While the differences may seem obvious at first, Linear and Open World games are vastly separate concepts. Other than controlling a character in an environment, the premise behind every game, the differences are huge.
Linear games, like The Last of Us, are heavily story driven and usually composed of a series of challenges the player must overcome or figure out before he or she is allow to proceed. Therefore the player must follow the path layed out by the game's developers if he wants to continue to THE END. Choice is very limited, the path is narrow and outcome always the same. Thus, linear games are basically intelligence and manual dexterity tests set in a world the player can navigate.
Open World games are less story driven (though a basic story usually unlies them) and are far more free roaming and choice driven. As such, open world games can be much more realistic (depending on the storyline) and because the player can approach the game from any direction and move the game forward based on his or her choices, these games have a far longer shelf life.
I point this out only because, as good as TLoU is, most linear games tend to be forgotten soon after being completed while open world games are still being played. In the interests of economy (I mean the reatively high cost of video games) I do hope ND as well as other developers might consider making their games more Open in the future. Just a thought.
FORGOTTEN!?? ARE YOU KIDDING ME? I forget most of the stuff I do in open world games. Games like The Last of Us will ALWAYS stick with me. Open world games are more like "oh hey, that was fun. Now what?" You don't get as emotionally invested into the characters. People like to use RDR to counter this but still. After the entire duration of the game, I was still not as emotionally attached to Marston as the characters in "linear" games.
I'd have to disagree. my most loved games have always been linear games. While I do enjoy open world, I find that stories, characters, and moments are far less memorable than a focused linear game.
I can understand where you are coming from as far as replayability, but games like God of War 3,
the Uncharteds, Metal Gear Solid 4, Demon's Souls, etc. I've played half a dozen times over. I'll be putting the same number of replays into the Last of Us. and the multiplayer is actually quite good and adds to the replay value for those who aren't wanting to replay the campaign.
for all the critical acclaim that the last of us has received I don't see how it could possibly be forgotten anytime soon.
He never said Last of Us would be forgotten. He said MOST linear games are forgotten.
Change is the law of life. And those who look only to the past or present are certain to miss the future.
- John F. Kennedy
Elder Scrolls has some of the best open world games out there on the market and although the stories in them are interesting and keep you engaged they are not very deep. Elder Scrolls pretty just relies on a questing system instead of a traditional storytelling method.
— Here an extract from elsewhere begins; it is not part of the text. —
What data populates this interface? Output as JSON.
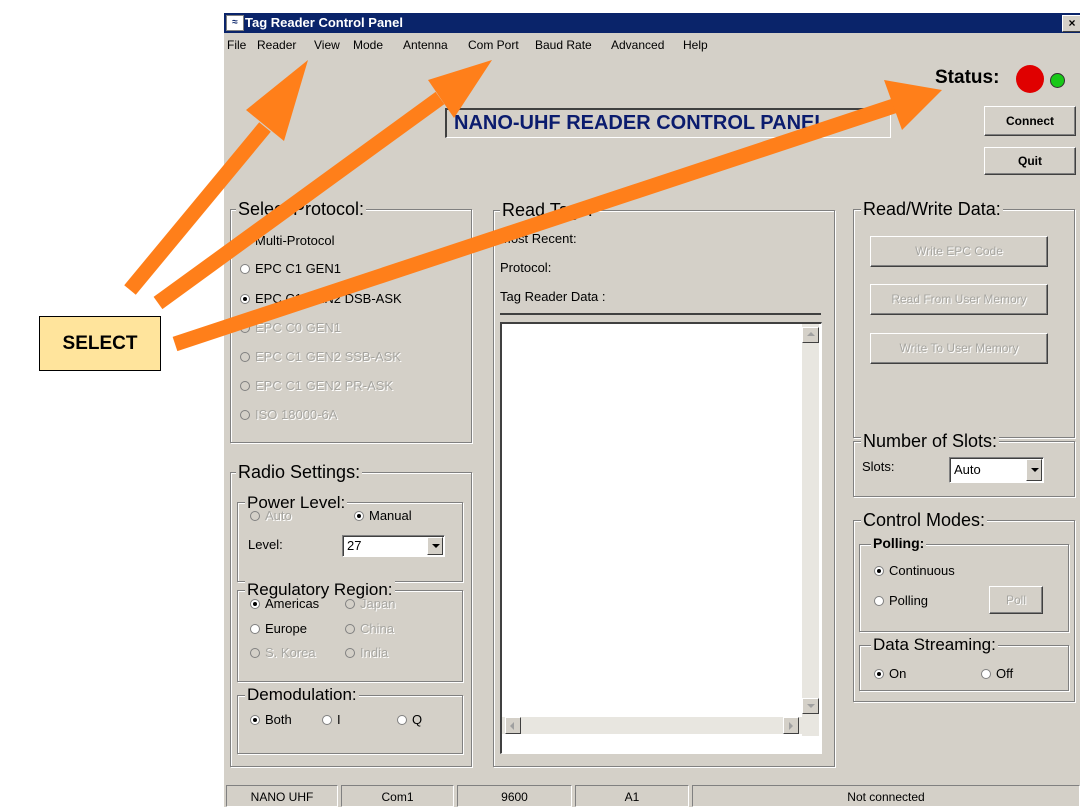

Most of the quests are not connected to each other in anyway
And that is what's beautiful about videogames, the variety. You've got to understand my friend, that a game like The Last of Us wouldn't fit in the open world genre and that Naughty Dog has specialized, since Uncharted, in making very fun linear games. And to give you an example of how TLOU will not be forgotten I'll tell you that I'm completing the game for a 5th time. Not many games have the power to do that, not even Red Dead Redemption.